By Harvey Brock
Last spring I wrote about visiting the Williston Basin Conference in Regina, Saskatchewan. Beyond learning a heck of a lot about the industry, it was an opportunity to visit towns along the way that receive our publication, “The Drill.”
Noonan is located in Divide County at the intersection of N.D. Highways 5 and 40. I remember it had a few businesses and a couple of bars. I remember thinking, compared to some of the other small towns I drove through, it really hadn’t been impacted by the oil boom. I had heard the bars were serving food because oilfield workers were living in houses that had been empty for years.
On Feb. 28, Divide County Emergency Manager Jody Gunlock received a tip about hundreds of radioactive filter socks used in oil drilling in an abandoned Noonan gas station. At about five times the radiation level of natural background soil in the area, the socks registered at twice the radiation of the filter socks discovered stockpiled near Watford City last month, according to Scott Radig, director of waste management for the North Dakota Department of Health.

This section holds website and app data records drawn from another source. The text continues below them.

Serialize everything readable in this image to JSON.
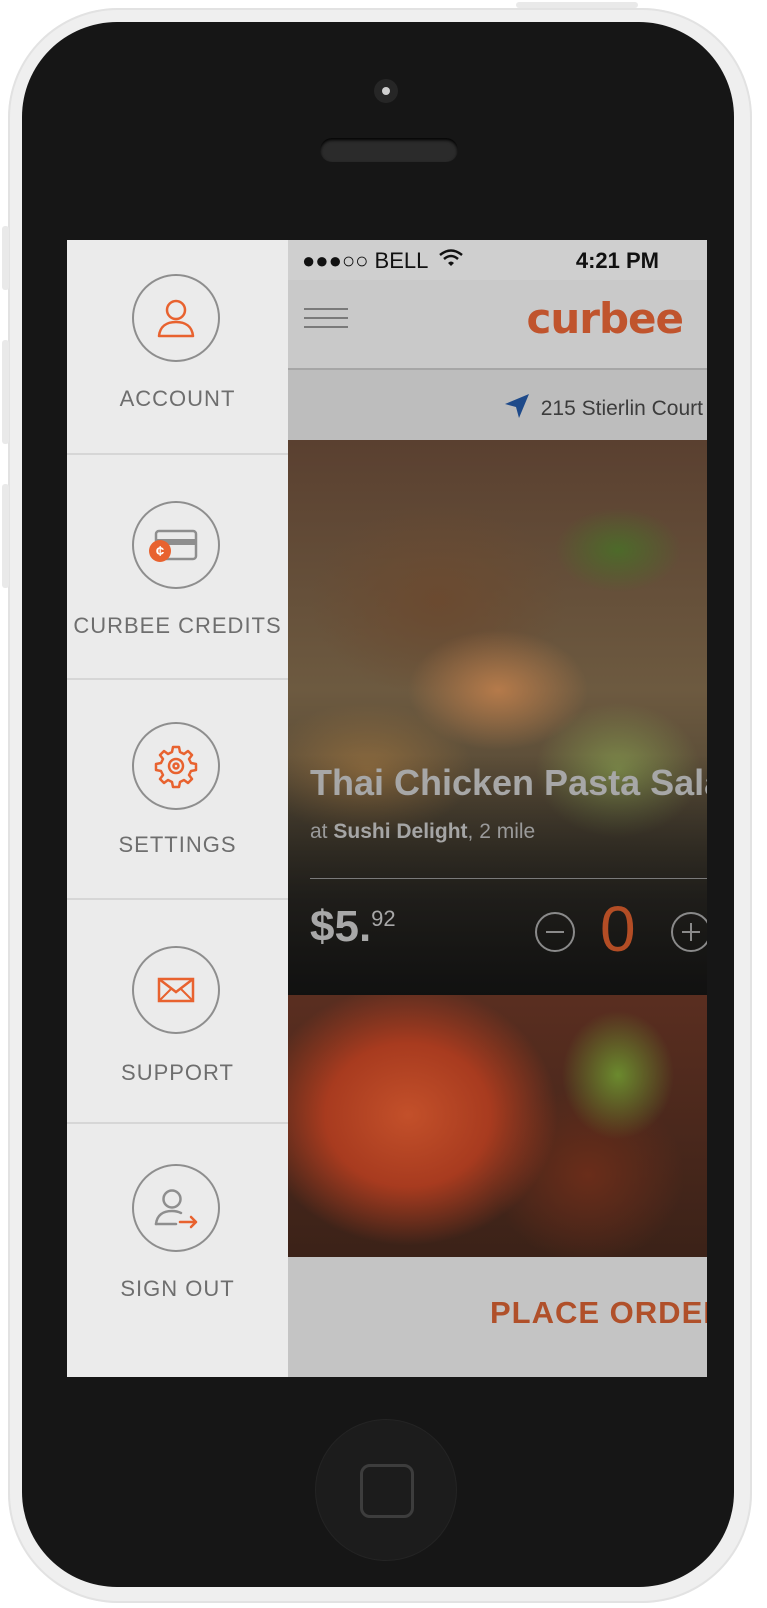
{
  "status_bar": {
    "carrier": "●●●○○ BELL",
    "time": "4:21 PM"
  },
  "header": {
    "logo": "curbee"
  },
  "location": {
    "address": "215 Stierlin Court"
  },
  "menu": {
    "items": [
      {
        "label": "ACCOUNT",
        "icon": "user-icon"
      },
      {
        "label": "CURBEE CREDITS",
        "icon": "credit-card-icon"
      },
      {
        "label": "SETTINGS",
        "icon": "gear-icon"
      },
      {
        "label": "SUPPORT",
        "icon": "envelope-icon"
      },
      {
        "label": "SIGN OUT",
        "icon": "sign-out-icon"
      }
    ]
  },
  "dish": {
    "title": "Thai Chicken Pasta Sala",
    "at": "at",
    "restaurant": "Sushi  Delight",
    "distance": ", 2 mile",
    "price_main": "$5.",
    "price_cents": "92",
    "quantity": "0"
  },
  "order": {
    "place_order_label": "PLACE ORDEF"
  },
  "colors": {
    "accent": "#e8622f",
    "ring": "#8e8e8e",
    "drawer_bg": "#ebebeb"
  }
}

I have to agree with Gunlock’s opinion that the disposal was intentional and not accidental. With apologies to Noonan, the town is not really a destination point, and it is fortunate residents were lucky that someone tipped off authorities because it could have gone on longer and became even more hazardous.
One has to wonder where else contaminants like this are being illegally dumped across the state. Western North Dakota is a huge, isolated, geographical area. It is hard to believe that there aren’t many more such sites with the greed and lack of concern for the environment that is becoming seemingly more commonplace here.
The people of Noonan and North Dakota should be able to live without fear of environmental hazards in their towns.
Ironically, cleaning up the site will be done at the state’s expense because the alleged owner of the filter socks is a fugitive wanted for felony larceny charges who escaped law enforcement custody in Wyoming. Whether he knew the dumping was occurring or not, he can’t be the only one culpable. He didn’t drill the wells. Accidents happen, but oil companies working in oil development within the Bakken need to understand that violating the rules and regulations in place to protect our state will not be tolerated.
Companies that knowingly put the environment at risk and those companies who contract with them should be prosecuted to the fullest extent of the law and should no longer be allowed to do business in North Dakota.